20th April, 2020
Instead of camping over the Easter long weekend as planned, thanks to the COVID-19 lockdown we’re writing about camping instead. Such is life!
If you’re like most people, a daily coffee is not exactly a matter of life or death – its much more than that. In Australia, we are spoilt with a generally high standard of coffee in comparison to most other countries in the world (prove us wrong?). If we are getting out in the great outdoors, its unlikely you’ll have a quality caffeine dealer nearby, so you’ll need to invest in your own portable set up. Now just because it’s not from a proper machine, doesn’t mean it has to lack some sort of cafe quality. From our outdoor adventure experience, we’ve listed four methods of making that essential morning cup when you’re out bush.
The Aeropress Coffee Maker is arguably the most popular choice of modern mobile coffee maker out there. Think of it as a modern French Press, that steps up the game with its user friendly design, faster brewing times and ease of cleaning – all of which are vital features when making camping coffee. They are known for their robust near ‘unbreakable’ structure, meaning you can potentially get thousands of coffees over multiple years of use.
They do however contain a number of components that are required to make the brew, so it is one of the more bulky options out there. They do also require the use of a paper micro filter for each brew, but you are provided with 350 of them when you purchase the kit. You are also somewhat limited in its ‘one cup at a time’ capacity, so keep that in mind if you are responsible for making morning brews for the herd.
Cost: One of these will set you back about $50 from Alternative Brewing.
2. Moka Pot Percolator [OUR PICK]
Whilst the coffee percolation concept isn’t exactly new (with origins potentially back to 1810), we really feel its the best means of portable coffee making currently in the market. It just ticks all the boxes – good quality coffee, fast brewing, ease of use and ease of cleaning. The key to a good tasting cup of percolated coffee is using the right grind of bean. Some trial and error experiments are necessary here to come up with the winning formula to suit your taste preferences.

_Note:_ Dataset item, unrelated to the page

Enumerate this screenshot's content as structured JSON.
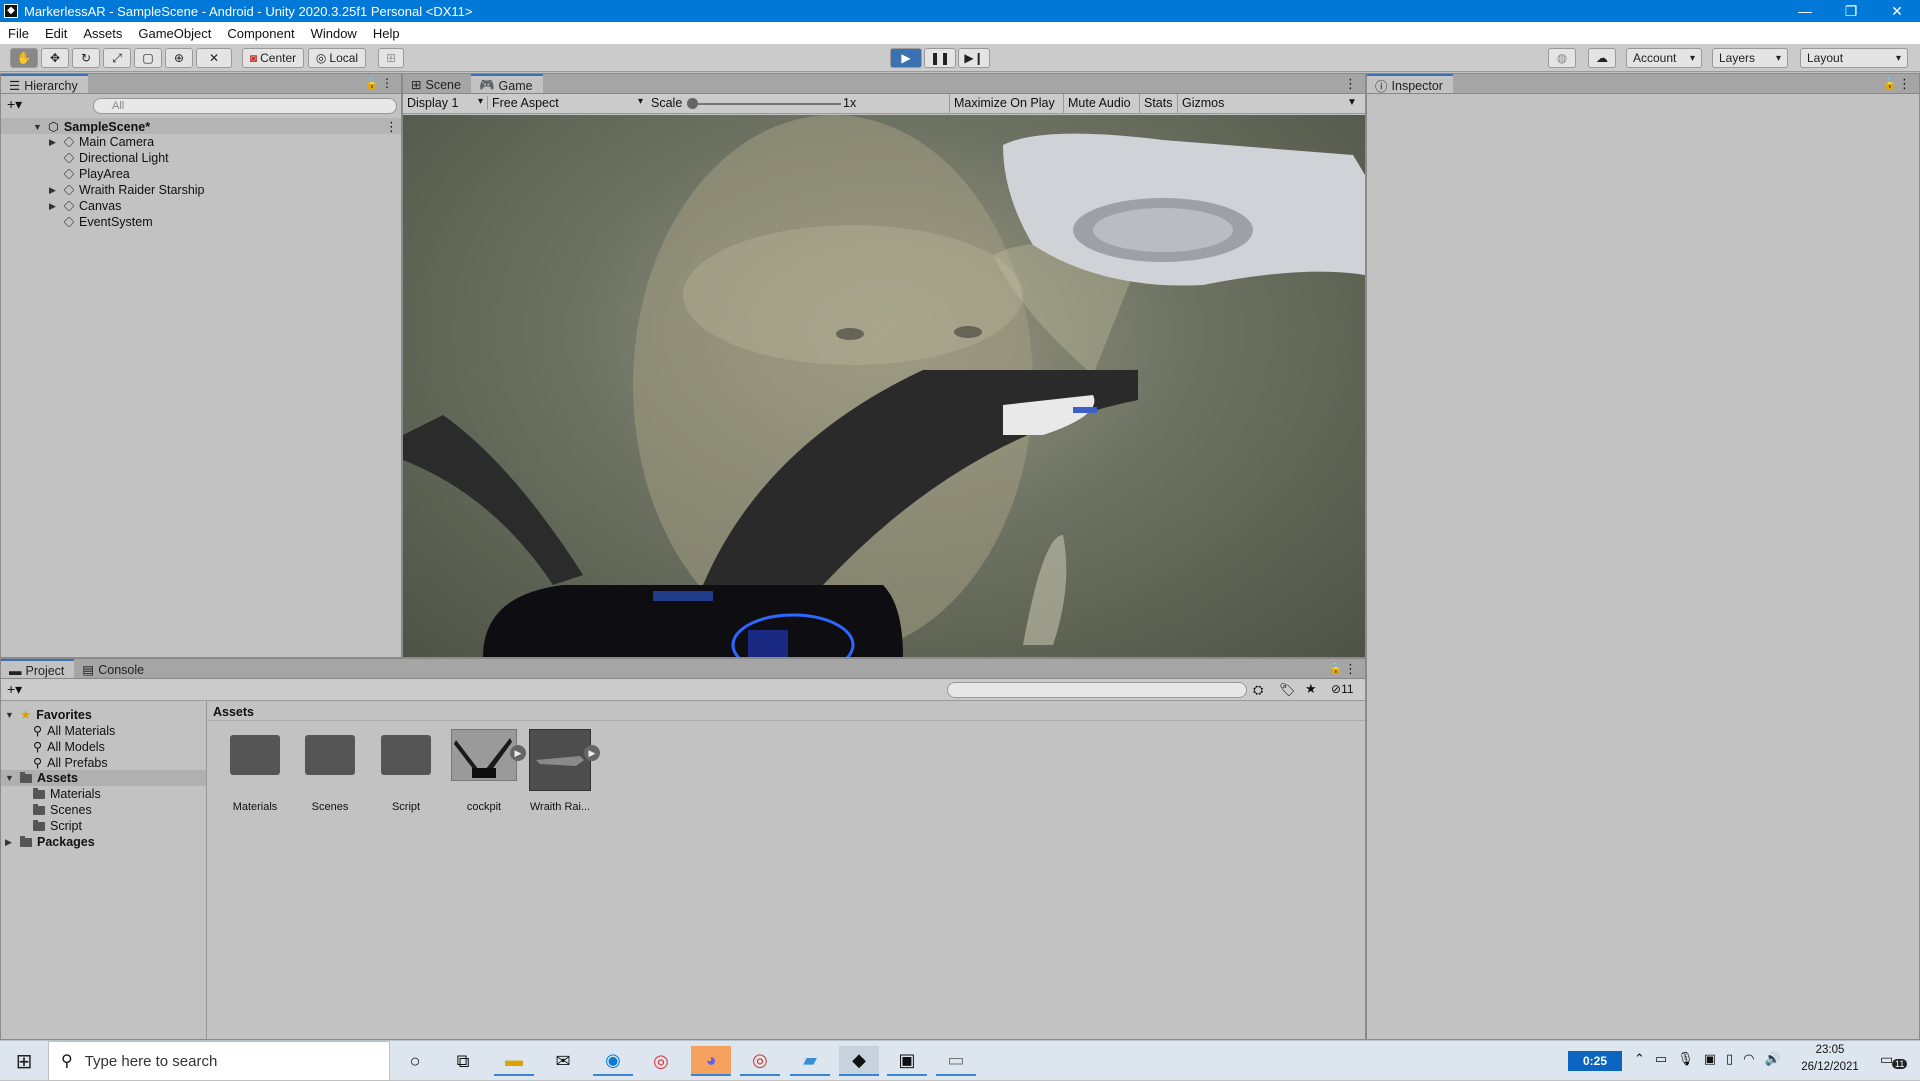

Its ‘all in one’ feature is also attractive, as its not essential to preheat the water in an external reciprocal (i.e. a billy pot) to heat the water. The percolator can simply sits straight onto your source of heat, and immediately get to work.
Cost: You can pick up a 3-Cup Moka Pot Percolator from Myer for $49.95, which matches the price of the Aeropress above.
It is easy to unintentionally create bitter tasting coffee with a percolator, so heres some steps to avoid it:
1. Preheat the water (to just off the boil) before pouring it into the pot section. This will expedite brewing time and leave the coffee less vulnerable to bitterness. Heating cold water in the percolator will also heat the coffee itself, which is a contributor to bitter espresso.
2. Ensure you have the coarseness of the grind right. If you have your own grinder experiment with different levels of grind until you have one that suits your taste. With the Moka Pot brewing, a reasonably course grind is required – not quite as course as what you’d use in a French press, but certainly no where near as fine as an espresso grind.
3. Keep the device as clean as possible. Old residual grinds from previous brews may lead to bitterness.
3. French Press
Yes the classic French Press is still getting a lease of life today. And for good reason, its been providing a solid cups of home-made coffee since the 1800s.
Like the other two methods above, you will require pre-ground coffee that has the right level of course to suit your taste. Again, trial and error with different grinds at home to work this out.
The downside for these contraptions is that they require pretty comprehensive cleaning afterwards, which isn’t ideal for the outdoor environment if we’re honest.
Cost: You can pick up an Ovela French Press from Kogan for $39.95.
Bonus Tip: Pick a more robust stainless steel unit, as glass will be too fragile for outdoor use.
4. Traditional Instant
We’ve listed three methods of making coffee above that are far better than the good old Blend 43, but if you insist on going down the lazy-man’s path of instant coffee, just make sure you invest in a decent brand. Thats all we ask! If you are an instant coffee snob, some of the packet-latte/cappuccino sticks aren’t actually too bad these days – just don’t expect that much desired caffeine hit. You will still need a water heating reciprocal for this and obviously a source of heat. There are bonus points here as you will have less to wash up, but we think that cleaning a press or percolator is a small price to pay for a quality brew.